[Data entries]
-- Opening Marker --
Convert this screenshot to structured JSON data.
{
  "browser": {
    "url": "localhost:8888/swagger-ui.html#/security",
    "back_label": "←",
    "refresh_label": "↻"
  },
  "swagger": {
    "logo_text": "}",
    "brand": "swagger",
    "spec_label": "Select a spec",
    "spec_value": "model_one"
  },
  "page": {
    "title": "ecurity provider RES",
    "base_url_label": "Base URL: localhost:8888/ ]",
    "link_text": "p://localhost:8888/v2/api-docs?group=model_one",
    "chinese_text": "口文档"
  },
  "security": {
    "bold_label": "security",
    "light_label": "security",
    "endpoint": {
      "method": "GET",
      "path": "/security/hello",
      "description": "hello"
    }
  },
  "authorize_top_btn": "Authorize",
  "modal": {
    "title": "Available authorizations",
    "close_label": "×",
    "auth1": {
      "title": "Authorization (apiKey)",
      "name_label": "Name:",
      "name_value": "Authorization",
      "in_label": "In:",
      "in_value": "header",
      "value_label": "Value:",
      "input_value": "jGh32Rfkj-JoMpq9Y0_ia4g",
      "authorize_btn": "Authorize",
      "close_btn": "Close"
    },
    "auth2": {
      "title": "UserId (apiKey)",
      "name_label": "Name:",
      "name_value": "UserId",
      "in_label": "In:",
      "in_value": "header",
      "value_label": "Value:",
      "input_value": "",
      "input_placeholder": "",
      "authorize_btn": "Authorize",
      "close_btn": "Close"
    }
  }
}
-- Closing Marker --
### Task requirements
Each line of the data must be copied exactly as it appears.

### Solution for this problem
Convert this screenshot to structured JSON data.
{
  "browser": {
    "url": "localhost:8888/swagger-ui.html#/security",
    "back_label": "←",
    "refresh_label": "↻"
  },
  "swagger": {
    "logo_text": "}",
    "brand": "swagger",
    "spec_label": "Select a spec",
    "spec_value": "model_one"
  },
  "page": {
    "title": "ecurity provider RES",
    "base_url_label": "Base URL: localhost:8888/ ]",
    "link_text": "p://localhost:8888/v2/api-docs?group=model_one",
    "chinese_text": "口文档"
  },
  "security": {
    "bold_label": "security",
    "light_label": "security",
    "endpoint": {
      "method": "GET",
      "path": "/security/hello",
      "description": "hello"
    }
  },
  "authorize_top_btn": "Authorize",
  "modal": {
    "title": "Available authorizations",
    "close_label": "×",
    "auth1": {
      "title": "Authorization (apiKey)",
      "name_label": "Name:",
      "name_value": "Authorization",
      "in_label": "In:",
      "in_value": "header",
      "value_label": "Value:",
      "input_value": "jGh32Rfkj-JoMpq9Y0_ia4g",
      "authorize_btn": "Authorize",
      "close_btn": "Close"
    },
    "auth2": {
      "title": "UserId (apiKey)",
      "name_label": "Name:",
      "name_value": "UserId",
      "in_label": "In:",
      "in_value": "header",
      "value_label": "Value:",
      "input_value": "",
      "input_placeholder": "",
      "authorize_btn": "Authorize",
      "close_btn": "Close"
    }
  }
}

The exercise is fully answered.